Get help from the best in academic writing.

September 11 and Pearl Harbor

September 11 and Pearl Harbor

³I don¹t think it is an understatement to say that this is the second Pearl Harbor,² Senator Charles Hagel from Nebraska told the Los Angeles Times on September 11, 2001. Pearl Harbor, the sequel, erupted on September 11, 2001 when hijacked planes destroyed the twin towers of the World Trade Center in New York City and parts of the west wing of the Pentagon in Washington, D.C. Borders into the United States were closed and the FAA shut down all airports across the nation. People all over the county woke up to what at first glance appeared to be video from a blockbuster Hollywood movie like ³Armageddon,² or ³Independence Day.² In reality, what we were watching was the horrendously real aftermath of the complete destruction of the World Trade Center towers. In recounting the events of 9/11 no one had any idea how bad it really was. Rather, people stayed glued to their television sets in hopes of a light at the end of the tunnel. What they received from the newscasters inside their televisions was confusion and disbelief. More than a month later we are still holding our breaths for some sort of a beam, even a small one. ³A huge fireball eruptedŠseconds later it became the attack heard Œround the world,² a New York city fire fighter told Christine Frey for her article in the New York Times on September 13, 2001. Since 9/11 the media has constructed its own Hollywood, its own Broadway, and built its own arena for the biggest show of ideology under one roof.

On September 11th, senator John McCain called…

… middle of paper …

…lenting now with new developments of Anthrax in our mail system, Americans are even more confused on how to obtain justice for the events of 9/11. We are living in a passive-aggressive time in that we want to punish those responsible yet we drop food along with the bombs.
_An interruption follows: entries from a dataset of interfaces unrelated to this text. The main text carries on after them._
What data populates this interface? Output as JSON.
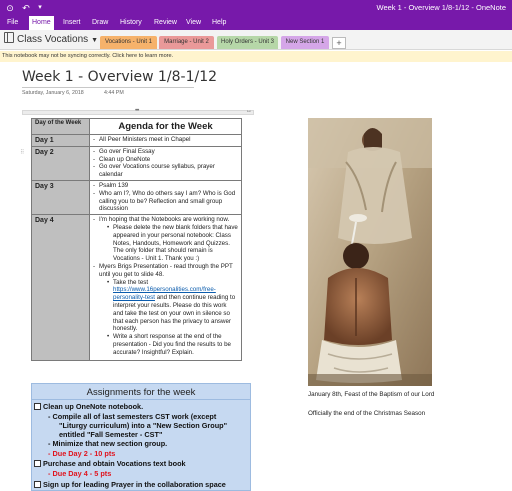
{
  "titlebar": {
    "window_title": "Week 1 - Overview 1/8-1/12  -  OneNote",
    "colors": {
      "brand": "#7719aa"
    }
  },
  "quick_access": {
    "back_icon": "back-arrow-icon",
    "undo_icon": "undo-icon",
    "more_icon": "chevron-down-icon"
  },
  "menu": {
    "items": [
      "File",
      "Home",
      "Insert",
      "Draw",
      "History",
      "Review",
      "View",
      "Help"
    ],
    "active": "Home"
  },
  "notebook": {
    "name": "Class Vocations"
  },
  "sections": [
    {
      "label": "Vocations - Unit 1",
      "color": "#f6b26b"
    },
    {
      "label": "Marriage - Unit 2",
      "color": "#ea9999"
    },
    {
      "label": "Holy Orders - Unit 3",
      "color": "#b6d7a8"
    },
    {
      "label": "New Section 1",
      "color": "#d5a6e8"
    }
  ],
  "add_section_label": "+",
  "notification": {
    "text": "This notebook may not be syncing correctly. Click here to learn more."
  },
  "page": {
    "title": "Week 1 - Overview 1/8-1/12",
    "date": "Saturday, January 6, 2018",
    "time": "4:44 PM"
  },
  "agenda": {
    "col_day_header": "Day of the Week",
    "col_agenda_header": "Agenda for the Week",
    "rows": {
      "day1": {
        "label": "Day 1",
        "items": [
          "All Peer Ministers meet in Chapel"
        ]
      },
      "day2": {
        "label": "Day 2",
        "items": [
          "Go over Final Essay",
          "Clean up OneNote",
          "Go over Vocations course syllabus, prayer calendar"
        ]
      },
      "day3": {
        "label": "Day 3",
        "items": [
          "Psalm 139",
          "Who am I?, Who do others say I am? Who is God calling you to be? Reflection and small group discussion"
        ]
      },
      "day4": {
        "label": "Day 4",
        "item1": "I'm hoping that the Notebooks are working now.",
        "item1_sub": "Please delete the new blank folders that have appeared in your personal notebook: Class Notes, Handouts, Homework and Quizzes. The only folder that should remain is Vocations - Unit 1. Thank you :)",
        "item2": "Myers Brigs Presentation - read through the PPT until you get to slide 48.",
        "item2_sub1_pre": "Take the test",
        "item2_sub1_link": "https://www.16personalities.com/free-personality-test",
        "item2_sub1_post": "and then continue reading to interpret your results. Please do this work and take the test on your own in silence so that each person has the privacy to answer honestly.",
        "item2_sub2": "Write a short response at the end of the presentation - Did you find the results to be accurate? Insightful? Explain."
      }
    }
  },
  "assignments": {
    "header": "Assignments for the week",
    "task1": "Clean up OneNote notebook.",
    "task1_a": "Compile all of last semesters CST work (except",
    "task1_b": "\"Liturgy curriculum) into a \"New Section Group\"",
    "task1_c": "entitled \"Fall Semester - CST\"",
    "task1_d": "Minimize that new section group.",
    "task1_due": "Due Day 2 - 10 pts",
    "task2": "Purchase and obtain Vocations text book",
    "task2_due": "Due Day 4 - 5 pts",
    "task3": "Sign up for leading Prayer in the collaboration space"
  },
  "image": {
    "caption": "January 8th, Feast of the Baptism of our Lord",
    "note": "Officially the end of the Christmas Season"
  }
}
The government (through the media) transcodes to us that we want to get our hands dirty with the blood of those who took so many lives on 9/11 but, in reality, we are the ones who initially fueled the fire of Osama bin Laden by giving his organization weapons and training them to fight. How can we justify a war in Afghanistan when the culprits are not only in our own country but are Americans? When the smoke clears will we be able to tell if the administration was victorious in defeating the evildoers or will there be a price out on their heads as well?

September 11 Was Mass Murder, Not an Act of War
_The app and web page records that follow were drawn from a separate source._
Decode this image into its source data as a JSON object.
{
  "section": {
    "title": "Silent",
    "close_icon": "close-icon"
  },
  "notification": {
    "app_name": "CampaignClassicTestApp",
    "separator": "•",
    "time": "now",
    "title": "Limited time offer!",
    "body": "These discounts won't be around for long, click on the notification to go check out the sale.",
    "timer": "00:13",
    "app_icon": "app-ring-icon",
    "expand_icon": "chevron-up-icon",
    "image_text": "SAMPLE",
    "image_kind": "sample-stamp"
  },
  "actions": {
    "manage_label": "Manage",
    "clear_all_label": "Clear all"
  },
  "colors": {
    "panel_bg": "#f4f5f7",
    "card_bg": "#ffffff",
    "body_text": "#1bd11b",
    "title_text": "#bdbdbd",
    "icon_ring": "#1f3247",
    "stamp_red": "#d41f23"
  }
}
As we reflect upon the terrifying events of 11 September 2001, we are haunted by analogies from our past. But historical analogies require careful examination, for choosing among them influences the way we will think, speak, and act. Commentators have compared the attacks on the World Trade Center and the Pentagon to Pearl Harbor, because both attacks came without warning. With Pearl Harbor as the primary analog, the attacks on New York and Washington were quickly termed “acts of war.” That is understandable, but dangerously imprecise. It cloaks massive illegality under the guise of rules of engagement — the very thing that terrorists deny by their outrageous transformation of civil aircraft into weapons of destruction. The attacks on New York and Washington were also unlike Pearl Harbor in that the destruction wrought by Japanese forces had an obvious and official governmental return address. As President Bush acknowledged in his address to Congress last week, the perpetrators of the recent attacks are a “collection of loosely affiliated terrorist organizations” and “there are thousands of these terrorists in more than 60 countries.” This is not the language of war, but of crime. The analogy with Pearl Harbor limps badly and leads to policy judgments of dubious value. The recent atrocities have a much closer precedent in the events leading up to World War I. On June 28, 1914, Francis Ferdinand, heir to the throne of the Austro-Hungarian Empire, was assassinated in Sarajevo. The Austrian investigation into the terrorist attack could not establish a firm connection with Serbia, the likeliest suspect in harboring, if not organizing the assassination. In the meantime, revulsion against the deed abated. When the Austrians decided to act against Serbia (without clear evidence or clear aims–just to “punish” Serbia), they did not have the kind of support that would have prevented the grievance from erupting into global conflict with devastating consequences for decades. This is not the time to launch smart or dumb bombs in a war that cannot be won from the skies. The objective of locating a suspect is a just one. The killing of innocent men, women and children who live in their neighborhoods is not. It will not avenge our painful loss. It will recruit new members for the terrorists. This is not even the time to launch an invasion of infantry divisions in a war that the Russians can assure us will not go well for us, and will only rally impoverished Afghanis around leaders under whom they chafe.

Leave a Comment

Your email address will not be published.